### ACTIVITY
Each line below that carries the string "this" must appear in the answer.

Start of SOURCE DATA

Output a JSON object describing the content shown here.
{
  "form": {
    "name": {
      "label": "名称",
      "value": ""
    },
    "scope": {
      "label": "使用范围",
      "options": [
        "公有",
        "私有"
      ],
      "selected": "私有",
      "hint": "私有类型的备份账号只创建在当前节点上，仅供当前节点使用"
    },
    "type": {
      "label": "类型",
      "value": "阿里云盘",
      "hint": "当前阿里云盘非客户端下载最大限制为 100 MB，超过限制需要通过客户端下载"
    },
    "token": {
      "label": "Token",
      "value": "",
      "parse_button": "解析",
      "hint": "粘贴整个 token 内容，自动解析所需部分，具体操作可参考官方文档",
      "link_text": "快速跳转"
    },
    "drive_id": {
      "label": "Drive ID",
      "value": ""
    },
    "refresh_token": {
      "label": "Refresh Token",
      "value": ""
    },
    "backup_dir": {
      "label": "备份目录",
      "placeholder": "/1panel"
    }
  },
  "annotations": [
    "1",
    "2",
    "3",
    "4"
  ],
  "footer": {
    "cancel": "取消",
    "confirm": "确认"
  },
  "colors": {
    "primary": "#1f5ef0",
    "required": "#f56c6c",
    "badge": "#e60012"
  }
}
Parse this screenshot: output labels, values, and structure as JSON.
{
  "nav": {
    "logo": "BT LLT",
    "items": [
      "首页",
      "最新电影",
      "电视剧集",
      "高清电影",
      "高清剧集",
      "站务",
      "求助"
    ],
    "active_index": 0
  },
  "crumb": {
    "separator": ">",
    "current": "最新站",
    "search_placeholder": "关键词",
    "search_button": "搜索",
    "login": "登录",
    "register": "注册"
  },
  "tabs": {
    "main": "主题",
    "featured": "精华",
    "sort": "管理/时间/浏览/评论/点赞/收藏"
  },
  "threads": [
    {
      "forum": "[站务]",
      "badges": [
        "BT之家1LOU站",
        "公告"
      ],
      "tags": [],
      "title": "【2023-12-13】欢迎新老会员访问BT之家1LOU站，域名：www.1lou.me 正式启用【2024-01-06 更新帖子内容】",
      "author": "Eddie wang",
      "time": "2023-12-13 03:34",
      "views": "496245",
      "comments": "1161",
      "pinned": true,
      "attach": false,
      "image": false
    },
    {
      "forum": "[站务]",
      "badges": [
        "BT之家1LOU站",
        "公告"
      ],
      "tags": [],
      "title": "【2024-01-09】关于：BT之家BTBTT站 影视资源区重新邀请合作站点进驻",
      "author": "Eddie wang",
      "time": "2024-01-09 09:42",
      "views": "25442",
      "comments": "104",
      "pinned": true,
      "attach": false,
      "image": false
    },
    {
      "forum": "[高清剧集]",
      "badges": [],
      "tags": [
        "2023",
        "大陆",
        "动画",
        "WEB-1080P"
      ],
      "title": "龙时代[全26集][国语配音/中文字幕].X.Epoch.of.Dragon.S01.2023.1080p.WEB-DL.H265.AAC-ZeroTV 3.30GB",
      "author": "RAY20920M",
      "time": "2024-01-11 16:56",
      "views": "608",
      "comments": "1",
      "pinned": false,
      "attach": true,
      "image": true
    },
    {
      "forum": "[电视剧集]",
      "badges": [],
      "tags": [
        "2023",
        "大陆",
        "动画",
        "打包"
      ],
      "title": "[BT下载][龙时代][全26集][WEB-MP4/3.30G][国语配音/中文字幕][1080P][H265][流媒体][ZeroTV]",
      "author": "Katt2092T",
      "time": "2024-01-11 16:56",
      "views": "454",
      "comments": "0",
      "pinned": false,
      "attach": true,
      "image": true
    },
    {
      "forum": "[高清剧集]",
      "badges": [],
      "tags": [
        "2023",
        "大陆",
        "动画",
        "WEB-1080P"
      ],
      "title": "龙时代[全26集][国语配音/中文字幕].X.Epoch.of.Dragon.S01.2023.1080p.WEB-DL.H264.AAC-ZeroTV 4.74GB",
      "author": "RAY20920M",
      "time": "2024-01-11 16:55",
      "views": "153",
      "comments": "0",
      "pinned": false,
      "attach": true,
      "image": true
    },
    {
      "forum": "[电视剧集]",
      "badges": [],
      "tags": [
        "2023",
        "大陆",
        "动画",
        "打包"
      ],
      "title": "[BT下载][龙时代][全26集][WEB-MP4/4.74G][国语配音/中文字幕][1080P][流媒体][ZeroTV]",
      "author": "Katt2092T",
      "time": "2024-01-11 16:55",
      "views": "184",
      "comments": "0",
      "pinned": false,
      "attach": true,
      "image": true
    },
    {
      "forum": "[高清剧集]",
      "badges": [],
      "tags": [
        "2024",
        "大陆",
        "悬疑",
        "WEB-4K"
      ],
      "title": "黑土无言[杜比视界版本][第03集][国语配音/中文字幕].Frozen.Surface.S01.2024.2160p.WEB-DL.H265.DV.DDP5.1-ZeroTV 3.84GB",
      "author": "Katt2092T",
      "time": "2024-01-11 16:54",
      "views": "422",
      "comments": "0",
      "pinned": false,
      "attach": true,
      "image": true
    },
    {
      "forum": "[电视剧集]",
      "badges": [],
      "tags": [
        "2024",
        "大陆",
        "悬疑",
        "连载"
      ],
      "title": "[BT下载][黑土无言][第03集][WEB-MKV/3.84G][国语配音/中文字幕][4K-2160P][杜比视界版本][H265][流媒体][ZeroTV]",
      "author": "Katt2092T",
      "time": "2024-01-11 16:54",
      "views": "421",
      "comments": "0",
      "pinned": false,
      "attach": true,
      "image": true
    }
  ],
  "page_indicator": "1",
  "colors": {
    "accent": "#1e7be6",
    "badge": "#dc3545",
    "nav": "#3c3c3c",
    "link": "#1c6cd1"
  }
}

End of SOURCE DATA
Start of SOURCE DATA

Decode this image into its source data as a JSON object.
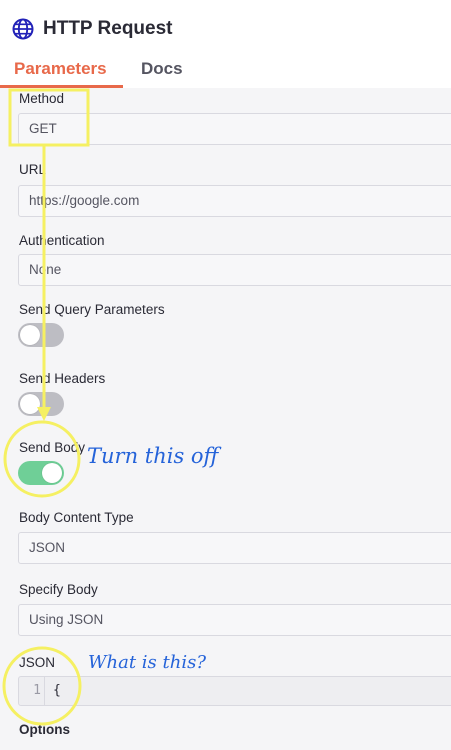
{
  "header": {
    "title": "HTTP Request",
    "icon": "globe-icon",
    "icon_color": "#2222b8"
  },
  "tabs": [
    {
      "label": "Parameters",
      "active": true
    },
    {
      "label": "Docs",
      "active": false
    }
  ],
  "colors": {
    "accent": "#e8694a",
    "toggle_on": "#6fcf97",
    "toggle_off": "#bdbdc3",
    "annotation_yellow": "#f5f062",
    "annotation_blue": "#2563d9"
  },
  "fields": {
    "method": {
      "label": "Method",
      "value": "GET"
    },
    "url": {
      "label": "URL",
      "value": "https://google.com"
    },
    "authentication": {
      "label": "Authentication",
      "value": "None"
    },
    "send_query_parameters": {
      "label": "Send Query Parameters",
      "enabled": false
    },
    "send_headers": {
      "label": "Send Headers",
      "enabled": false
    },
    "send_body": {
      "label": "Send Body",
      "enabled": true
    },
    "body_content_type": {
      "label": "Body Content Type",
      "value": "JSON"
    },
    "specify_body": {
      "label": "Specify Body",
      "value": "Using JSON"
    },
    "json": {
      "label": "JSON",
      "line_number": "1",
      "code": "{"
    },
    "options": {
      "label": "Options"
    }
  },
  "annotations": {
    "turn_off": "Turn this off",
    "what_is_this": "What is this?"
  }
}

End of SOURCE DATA
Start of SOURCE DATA

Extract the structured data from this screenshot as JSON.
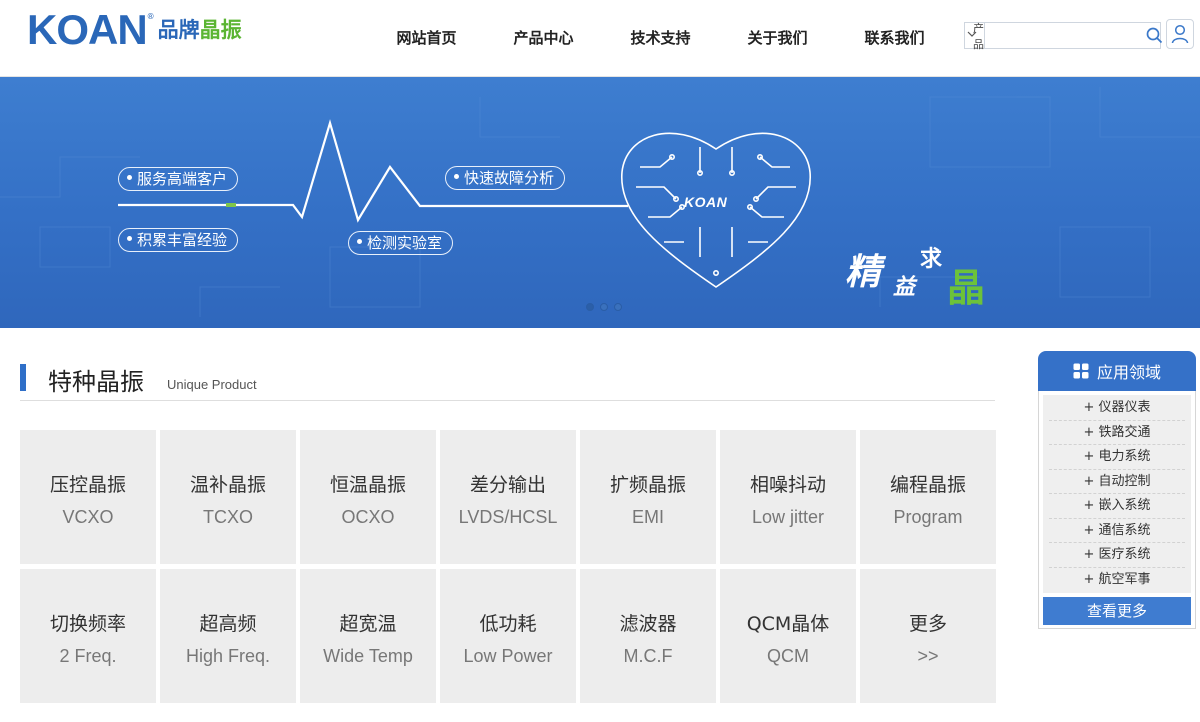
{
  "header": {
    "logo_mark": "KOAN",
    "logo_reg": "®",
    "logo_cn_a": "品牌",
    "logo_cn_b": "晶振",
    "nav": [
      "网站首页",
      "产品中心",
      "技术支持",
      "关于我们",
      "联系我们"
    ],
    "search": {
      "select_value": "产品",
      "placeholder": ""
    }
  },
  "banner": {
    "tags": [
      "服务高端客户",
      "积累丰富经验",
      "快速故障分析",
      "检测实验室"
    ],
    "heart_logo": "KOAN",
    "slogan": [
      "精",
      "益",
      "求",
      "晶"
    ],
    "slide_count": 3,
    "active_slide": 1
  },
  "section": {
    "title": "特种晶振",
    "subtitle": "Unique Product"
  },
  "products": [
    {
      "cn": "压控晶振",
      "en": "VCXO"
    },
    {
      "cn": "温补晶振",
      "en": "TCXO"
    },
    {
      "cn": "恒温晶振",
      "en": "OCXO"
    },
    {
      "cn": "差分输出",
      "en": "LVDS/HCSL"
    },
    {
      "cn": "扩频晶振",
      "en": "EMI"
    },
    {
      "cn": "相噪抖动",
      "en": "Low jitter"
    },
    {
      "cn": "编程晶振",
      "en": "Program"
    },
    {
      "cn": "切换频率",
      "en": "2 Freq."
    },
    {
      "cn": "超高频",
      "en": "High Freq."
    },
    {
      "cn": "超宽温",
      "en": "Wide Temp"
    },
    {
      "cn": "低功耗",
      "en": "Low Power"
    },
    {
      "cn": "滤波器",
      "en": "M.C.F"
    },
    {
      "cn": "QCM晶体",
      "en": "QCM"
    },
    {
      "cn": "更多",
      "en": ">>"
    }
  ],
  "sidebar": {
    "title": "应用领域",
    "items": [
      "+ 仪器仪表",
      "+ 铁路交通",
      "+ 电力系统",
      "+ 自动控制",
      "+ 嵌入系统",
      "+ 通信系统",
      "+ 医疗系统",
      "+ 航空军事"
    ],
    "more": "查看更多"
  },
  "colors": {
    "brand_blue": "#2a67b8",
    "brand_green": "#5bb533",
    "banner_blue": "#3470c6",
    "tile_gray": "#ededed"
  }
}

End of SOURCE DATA

### RESULT
Parse this screenshot: output labels, values, and structure as JSON.
Decode this image into its source data as a JSON object.
    "turn_off": "Turn this off",
    "what_is_this": "What is this?"
Extract the structured data from this screenshot as JSON.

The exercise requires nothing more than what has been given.